THE INPUT »

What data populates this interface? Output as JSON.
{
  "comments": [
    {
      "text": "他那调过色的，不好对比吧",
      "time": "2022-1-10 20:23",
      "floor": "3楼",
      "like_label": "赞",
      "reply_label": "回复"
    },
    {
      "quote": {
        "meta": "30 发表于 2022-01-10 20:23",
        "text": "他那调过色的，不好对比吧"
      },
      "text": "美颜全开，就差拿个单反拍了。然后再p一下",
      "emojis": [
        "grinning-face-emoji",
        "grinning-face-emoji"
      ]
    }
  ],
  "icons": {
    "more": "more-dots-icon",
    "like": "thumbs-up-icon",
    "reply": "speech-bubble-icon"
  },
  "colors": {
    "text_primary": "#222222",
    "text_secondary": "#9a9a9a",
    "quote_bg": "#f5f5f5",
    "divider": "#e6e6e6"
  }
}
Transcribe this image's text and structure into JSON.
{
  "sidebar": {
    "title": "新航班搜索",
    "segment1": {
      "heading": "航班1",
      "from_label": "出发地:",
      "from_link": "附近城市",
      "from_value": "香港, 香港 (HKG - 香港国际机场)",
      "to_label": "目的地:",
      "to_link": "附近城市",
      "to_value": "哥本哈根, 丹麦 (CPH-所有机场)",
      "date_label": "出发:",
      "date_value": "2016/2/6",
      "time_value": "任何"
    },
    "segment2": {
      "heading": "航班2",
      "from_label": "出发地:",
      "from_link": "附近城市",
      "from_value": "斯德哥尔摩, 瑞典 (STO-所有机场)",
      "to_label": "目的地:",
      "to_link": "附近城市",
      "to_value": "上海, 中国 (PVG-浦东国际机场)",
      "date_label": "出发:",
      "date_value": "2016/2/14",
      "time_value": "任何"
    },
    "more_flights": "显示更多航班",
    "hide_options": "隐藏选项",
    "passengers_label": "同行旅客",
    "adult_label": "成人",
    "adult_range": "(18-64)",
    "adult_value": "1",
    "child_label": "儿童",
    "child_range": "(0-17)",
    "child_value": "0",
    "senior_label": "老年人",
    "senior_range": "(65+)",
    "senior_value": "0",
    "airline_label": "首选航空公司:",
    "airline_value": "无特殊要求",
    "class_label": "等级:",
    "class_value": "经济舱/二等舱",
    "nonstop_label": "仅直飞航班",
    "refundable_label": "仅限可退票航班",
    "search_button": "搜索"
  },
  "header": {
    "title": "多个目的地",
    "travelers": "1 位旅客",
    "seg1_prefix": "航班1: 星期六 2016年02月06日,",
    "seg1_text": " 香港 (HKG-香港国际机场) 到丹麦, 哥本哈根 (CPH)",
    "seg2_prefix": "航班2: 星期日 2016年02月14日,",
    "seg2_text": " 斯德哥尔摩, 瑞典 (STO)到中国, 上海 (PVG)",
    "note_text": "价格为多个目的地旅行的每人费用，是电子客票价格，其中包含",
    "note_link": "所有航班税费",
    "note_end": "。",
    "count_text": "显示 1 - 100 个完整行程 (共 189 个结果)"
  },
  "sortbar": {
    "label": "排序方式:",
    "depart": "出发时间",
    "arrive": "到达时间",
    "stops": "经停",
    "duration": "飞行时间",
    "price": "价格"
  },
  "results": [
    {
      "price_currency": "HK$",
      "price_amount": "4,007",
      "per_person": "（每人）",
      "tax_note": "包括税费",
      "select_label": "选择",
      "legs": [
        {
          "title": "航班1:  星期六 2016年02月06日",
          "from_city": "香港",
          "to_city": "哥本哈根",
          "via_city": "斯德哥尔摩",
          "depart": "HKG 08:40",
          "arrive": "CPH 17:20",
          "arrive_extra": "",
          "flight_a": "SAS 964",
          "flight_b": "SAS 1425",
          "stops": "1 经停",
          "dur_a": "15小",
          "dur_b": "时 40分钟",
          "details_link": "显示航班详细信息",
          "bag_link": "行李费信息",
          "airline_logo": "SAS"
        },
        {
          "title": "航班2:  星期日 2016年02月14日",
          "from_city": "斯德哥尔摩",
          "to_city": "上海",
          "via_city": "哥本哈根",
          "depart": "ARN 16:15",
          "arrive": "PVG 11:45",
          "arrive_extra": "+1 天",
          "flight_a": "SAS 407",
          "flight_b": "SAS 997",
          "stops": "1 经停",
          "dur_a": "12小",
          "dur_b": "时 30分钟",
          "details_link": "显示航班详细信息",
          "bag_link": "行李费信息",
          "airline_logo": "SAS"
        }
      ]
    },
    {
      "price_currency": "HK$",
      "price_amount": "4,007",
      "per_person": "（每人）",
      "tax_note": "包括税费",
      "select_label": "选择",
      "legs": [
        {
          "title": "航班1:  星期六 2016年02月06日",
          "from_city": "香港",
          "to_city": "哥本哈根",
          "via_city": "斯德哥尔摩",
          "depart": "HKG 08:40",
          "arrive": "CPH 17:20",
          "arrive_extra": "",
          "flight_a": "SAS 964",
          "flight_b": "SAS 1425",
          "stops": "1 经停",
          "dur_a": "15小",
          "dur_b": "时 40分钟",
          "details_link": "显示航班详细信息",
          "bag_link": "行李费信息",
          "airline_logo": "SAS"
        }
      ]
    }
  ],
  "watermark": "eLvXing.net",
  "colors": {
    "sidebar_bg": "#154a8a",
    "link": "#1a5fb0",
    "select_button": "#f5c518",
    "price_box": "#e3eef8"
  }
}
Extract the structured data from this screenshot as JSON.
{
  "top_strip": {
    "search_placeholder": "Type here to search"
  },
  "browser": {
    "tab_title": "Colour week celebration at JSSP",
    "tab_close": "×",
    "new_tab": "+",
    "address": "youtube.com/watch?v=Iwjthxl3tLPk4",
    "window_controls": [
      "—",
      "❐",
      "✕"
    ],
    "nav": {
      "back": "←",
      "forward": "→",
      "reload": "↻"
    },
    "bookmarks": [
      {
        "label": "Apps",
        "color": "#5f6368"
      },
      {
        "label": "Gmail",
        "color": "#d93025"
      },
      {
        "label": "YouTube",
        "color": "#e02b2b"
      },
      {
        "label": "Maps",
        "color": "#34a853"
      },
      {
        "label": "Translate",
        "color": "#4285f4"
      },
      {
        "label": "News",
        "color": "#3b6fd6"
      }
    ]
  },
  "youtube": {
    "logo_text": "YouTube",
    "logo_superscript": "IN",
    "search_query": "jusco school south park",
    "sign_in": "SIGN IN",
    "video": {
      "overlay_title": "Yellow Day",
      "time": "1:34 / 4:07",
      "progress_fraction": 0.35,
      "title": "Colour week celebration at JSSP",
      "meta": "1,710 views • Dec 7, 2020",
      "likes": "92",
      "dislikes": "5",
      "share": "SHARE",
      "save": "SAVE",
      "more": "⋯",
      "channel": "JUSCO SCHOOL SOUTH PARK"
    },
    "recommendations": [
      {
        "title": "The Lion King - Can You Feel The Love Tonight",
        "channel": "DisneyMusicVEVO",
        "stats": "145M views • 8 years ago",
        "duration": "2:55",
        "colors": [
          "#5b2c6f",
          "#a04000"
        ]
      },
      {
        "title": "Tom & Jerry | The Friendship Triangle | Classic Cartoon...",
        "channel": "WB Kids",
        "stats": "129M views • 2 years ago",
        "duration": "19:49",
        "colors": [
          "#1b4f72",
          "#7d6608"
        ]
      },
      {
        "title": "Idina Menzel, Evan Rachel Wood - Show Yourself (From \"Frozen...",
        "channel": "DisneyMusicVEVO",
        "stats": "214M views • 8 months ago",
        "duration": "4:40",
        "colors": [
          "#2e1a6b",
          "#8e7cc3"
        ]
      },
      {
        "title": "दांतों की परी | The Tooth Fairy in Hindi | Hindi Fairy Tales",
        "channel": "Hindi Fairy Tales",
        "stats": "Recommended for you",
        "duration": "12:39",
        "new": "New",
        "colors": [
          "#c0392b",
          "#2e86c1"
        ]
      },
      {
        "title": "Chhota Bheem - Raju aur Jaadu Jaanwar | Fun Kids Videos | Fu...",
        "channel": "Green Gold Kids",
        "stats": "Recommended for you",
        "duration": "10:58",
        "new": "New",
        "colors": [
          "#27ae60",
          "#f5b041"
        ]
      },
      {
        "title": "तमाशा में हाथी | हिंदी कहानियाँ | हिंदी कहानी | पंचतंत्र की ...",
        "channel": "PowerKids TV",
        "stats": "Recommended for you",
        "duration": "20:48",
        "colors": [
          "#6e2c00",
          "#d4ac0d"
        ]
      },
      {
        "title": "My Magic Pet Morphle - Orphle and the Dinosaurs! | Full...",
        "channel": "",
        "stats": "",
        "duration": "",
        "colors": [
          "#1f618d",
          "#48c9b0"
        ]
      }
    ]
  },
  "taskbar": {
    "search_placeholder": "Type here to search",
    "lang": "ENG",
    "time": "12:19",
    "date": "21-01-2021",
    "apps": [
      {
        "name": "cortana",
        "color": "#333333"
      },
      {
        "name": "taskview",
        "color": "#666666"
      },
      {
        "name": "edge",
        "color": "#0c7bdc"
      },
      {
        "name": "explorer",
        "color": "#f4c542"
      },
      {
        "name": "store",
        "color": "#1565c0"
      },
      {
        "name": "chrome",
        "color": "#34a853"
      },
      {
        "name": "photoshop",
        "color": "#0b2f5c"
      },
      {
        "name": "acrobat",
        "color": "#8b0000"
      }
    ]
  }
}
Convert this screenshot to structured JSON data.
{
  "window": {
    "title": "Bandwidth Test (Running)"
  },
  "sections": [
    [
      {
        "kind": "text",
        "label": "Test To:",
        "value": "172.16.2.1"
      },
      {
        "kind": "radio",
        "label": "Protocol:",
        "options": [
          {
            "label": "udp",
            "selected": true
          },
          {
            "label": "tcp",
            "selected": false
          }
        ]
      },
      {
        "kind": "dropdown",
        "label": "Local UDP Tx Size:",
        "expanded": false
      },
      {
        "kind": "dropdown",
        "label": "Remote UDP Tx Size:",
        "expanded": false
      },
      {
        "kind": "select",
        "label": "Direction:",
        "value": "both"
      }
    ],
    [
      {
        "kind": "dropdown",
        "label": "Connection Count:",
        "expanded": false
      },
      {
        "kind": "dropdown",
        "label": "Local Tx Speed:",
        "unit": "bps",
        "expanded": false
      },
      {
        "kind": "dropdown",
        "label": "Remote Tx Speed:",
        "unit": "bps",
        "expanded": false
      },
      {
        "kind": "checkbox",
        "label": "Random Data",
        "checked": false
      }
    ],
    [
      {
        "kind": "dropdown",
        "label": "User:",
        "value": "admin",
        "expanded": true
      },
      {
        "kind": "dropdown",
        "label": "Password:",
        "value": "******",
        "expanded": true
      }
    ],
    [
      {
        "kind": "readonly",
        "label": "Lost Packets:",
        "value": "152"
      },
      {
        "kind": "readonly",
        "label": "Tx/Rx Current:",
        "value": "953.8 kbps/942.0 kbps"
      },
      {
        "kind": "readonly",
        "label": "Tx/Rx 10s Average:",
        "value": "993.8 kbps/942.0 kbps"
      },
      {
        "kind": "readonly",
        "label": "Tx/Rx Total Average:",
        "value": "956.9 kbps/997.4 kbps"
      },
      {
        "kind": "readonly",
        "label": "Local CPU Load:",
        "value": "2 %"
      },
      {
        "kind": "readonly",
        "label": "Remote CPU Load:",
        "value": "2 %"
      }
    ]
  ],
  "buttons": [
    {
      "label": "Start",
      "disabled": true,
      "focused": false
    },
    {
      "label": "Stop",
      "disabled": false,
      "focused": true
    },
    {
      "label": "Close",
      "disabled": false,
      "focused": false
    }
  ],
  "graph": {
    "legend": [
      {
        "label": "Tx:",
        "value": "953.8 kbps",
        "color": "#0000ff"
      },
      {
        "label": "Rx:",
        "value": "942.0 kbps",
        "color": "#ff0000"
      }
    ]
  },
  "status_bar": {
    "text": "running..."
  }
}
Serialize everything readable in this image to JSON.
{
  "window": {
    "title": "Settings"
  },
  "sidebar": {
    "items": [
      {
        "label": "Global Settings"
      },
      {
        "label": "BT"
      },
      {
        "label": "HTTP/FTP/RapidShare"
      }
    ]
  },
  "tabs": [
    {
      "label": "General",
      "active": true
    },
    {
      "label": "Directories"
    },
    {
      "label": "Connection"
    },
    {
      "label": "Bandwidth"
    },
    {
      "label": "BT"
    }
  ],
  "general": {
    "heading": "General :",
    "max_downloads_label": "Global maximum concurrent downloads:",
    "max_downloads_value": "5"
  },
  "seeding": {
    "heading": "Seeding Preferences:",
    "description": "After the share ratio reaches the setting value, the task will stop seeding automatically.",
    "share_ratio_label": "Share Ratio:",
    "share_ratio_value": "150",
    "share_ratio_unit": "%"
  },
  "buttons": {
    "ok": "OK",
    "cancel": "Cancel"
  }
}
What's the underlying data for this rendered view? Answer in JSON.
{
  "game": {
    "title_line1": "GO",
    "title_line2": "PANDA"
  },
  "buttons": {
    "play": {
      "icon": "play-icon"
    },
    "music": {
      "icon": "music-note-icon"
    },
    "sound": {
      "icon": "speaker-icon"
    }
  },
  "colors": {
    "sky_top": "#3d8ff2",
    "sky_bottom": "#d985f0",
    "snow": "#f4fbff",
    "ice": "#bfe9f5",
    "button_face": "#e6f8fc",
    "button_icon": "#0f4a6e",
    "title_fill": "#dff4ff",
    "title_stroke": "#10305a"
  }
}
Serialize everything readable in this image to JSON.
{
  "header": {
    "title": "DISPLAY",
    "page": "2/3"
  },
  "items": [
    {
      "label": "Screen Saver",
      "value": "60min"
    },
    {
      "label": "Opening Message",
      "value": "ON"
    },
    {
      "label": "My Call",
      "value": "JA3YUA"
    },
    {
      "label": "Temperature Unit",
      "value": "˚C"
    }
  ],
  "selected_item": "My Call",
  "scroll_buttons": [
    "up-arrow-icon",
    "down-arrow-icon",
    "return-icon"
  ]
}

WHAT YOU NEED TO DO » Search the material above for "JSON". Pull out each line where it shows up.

EXPECTED ANSWER »
What data populates this interface? Output as JSON.
Transcribe this image's text and structure into JSON.
Extract the structured data from this screenshot as JSON.
Convert this screenshot to structured JSON data.
Serialize everything readable in this image to JSON.
What's the underlying data for this rendered view? Answer in JSON.
Serialize everything readable in this image to JSON.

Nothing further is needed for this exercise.